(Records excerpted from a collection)
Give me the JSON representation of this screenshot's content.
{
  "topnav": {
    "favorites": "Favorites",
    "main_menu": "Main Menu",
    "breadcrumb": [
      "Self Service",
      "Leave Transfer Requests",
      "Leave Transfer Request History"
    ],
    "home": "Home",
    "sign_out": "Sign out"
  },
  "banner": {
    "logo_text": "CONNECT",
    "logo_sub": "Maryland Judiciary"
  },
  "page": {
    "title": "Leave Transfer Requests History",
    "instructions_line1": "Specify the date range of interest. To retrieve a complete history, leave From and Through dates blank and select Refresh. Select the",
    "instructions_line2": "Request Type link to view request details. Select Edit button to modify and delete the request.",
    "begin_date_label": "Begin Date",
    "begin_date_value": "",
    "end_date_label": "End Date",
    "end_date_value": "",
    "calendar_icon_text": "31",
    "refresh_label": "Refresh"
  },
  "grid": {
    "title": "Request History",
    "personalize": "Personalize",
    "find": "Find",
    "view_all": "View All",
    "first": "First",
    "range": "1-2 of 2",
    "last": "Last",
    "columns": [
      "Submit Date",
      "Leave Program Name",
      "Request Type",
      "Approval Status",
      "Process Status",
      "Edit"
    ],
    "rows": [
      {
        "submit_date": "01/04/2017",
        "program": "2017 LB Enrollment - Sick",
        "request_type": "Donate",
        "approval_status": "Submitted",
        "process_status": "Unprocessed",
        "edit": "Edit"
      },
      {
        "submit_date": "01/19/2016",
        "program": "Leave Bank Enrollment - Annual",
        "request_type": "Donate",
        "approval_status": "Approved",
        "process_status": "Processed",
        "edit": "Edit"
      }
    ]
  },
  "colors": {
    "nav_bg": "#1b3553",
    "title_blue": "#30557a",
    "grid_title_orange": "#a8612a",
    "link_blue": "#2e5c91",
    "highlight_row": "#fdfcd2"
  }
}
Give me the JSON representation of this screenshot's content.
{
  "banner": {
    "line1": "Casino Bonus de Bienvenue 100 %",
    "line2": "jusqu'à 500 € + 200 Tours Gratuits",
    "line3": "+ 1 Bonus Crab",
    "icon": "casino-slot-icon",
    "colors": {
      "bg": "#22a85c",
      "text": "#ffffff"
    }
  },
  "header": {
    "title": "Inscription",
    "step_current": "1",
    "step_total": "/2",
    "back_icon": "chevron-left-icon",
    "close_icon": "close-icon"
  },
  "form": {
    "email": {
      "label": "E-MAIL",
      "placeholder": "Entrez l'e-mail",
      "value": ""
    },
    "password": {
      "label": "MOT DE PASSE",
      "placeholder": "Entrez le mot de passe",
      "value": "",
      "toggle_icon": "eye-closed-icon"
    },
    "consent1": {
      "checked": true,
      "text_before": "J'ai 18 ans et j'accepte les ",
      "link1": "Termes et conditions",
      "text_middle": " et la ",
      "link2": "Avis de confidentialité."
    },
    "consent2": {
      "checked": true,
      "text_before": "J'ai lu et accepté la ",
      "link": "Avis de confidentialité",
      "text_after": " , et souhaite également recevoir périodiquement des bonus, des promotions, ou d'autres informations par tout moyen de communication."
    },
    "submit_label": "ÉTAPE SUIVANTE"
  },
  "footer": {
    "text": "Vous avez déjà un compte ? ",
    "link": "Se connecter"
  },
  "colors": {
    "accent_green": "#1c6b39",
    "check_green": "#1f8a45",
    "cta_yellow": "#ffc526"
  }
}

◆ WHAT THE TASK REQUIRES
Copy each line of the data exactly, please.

◆ EXERCISE OUTPUT
Give me the JSON representation of this screenshot's content.
{
  "topnav": {
    "favorites": "Favorites",
    "main_menu": "Main Menu",
    "breadcrumb": [
      "Self Service",
      "Leave Transfer Requests",
      "Leave Transfer Request History"
    ],
    "home": "Home",
    "sign_out": "Sign out"
  },
  "banner": {
    "logo_text": "CONNECT",
    "logo_sub": "Maryland Judiciary"
  },
  "page": {
    "title": "Leave Transfer Requests History",
    "instructions_line1": "Specify the date range of interest. To retrieve a complete history, leave From and Through dates blank and select Refresh. Select the",
    "instructions_line2": "Request Type link to view request details. Select Edit button to modify and delete the request.",
    "begin_date_label": "Begin Date",
    "begin_date_value": "",
    "end_date_label": "End Date",
    "end_date_value": "",
    "calendar_icon_text": "31",
    "refresh_label": "Refresh"
  },
  "grid": {
    "title": "Request History",
    "personalize": "Personalize",
    "find": "Find",
    "view_all": "View All",
    "first": "First",
    "range": "1-2 of 2",
    "last": "Last",
    "columns": [
      "Submit Date",
      "Leave Program Name",
      "Request Type",
      "Approval Status",
      "Process Status",
      "Edit"
    ],
    "rows": [
      {
        "submit_date": "01/04/2017",
        "program": "2017 LB Enrollment - Sick",
        "request_type": "Donate",
        "approval_status": "Submitted",
        "process_status": "Unprocessed",
        "edit": "Edit"
      },
      {
        "submit_date": "01/19/2016",
        "program": "Leave Bank Enrollment - Annual",
        "request_type": "Donate",
        "approval_status": "Approved",
        "process_status": "Processed",
        "edit": "Edit"
      }
    ]
  },
  "colors": {
    "nav_bg": "#1b3553",
    "title_blue": "#30557a",
    "grid_title_orange": "#a8612a",
    "link_blue": "#2e5c91",
    "highlight_row": "#fdfcd2"
  }
}
Give me the JSON representation of this screenshot's content.
{
  "banner": {
    "line1": "Casino Bonus de Bienvenue 100 %",
    "line2": "jusqu'à 500 € + 200 Tours Gratuits",
    "line3": "+ 1 Bonus Crab",
    "icon": "casino-slot-icon",
    "colors": {
      "bg": "#22a85c",
      "text": "#ffffff"
    }
  },
  "header": {
    "title": "Inscription",
    "step_current": "1",
    "step_total": "/2",
    "back_icon": "chevron-left-icon",
    "close_icon": "close-icon"
  },
  "form": {
    "email": {
      "label": "E-MAIL",
      "placeholder": "Entrez l'e-mail",
      "value": ""
    },
    "password": {
      "label": "MOT DE PASSE",
      "placeholder": "Entrez le mot de passe",
      "value": "",
      "toggle_icon": "eye-closed-icon"
    },
    "consent1": {
      "checked": true,
      "text_before": "J'ai 18 ans et j'accepte les ",
      "link1": "Termes et conditions",
      "text_middle": " et la ",
      "link2": "Avis de confidentialité."
    },
    "consent2": {
      "checked": true,
      "text_before": "J'ai lu et accepté la ",
      "link": "Avis de confidentialité",
      "text_after": " , et souhaite également recevoir périodiquement des bonus, des promotions, ou d'autres informations par tout moyen de communication."
    },
    "submit_label": "ÉTAPE SUIVANTE"
  },
  "footer": {
    "text": "Vous avez déjà un compte ? ",
    "link": "Se connecter"
  },
  "colors": {
    "accent_green": "#1c6b39",
    "check_green": "#1f8a45",
    "cta_yellow": "#ffc526"
  }
}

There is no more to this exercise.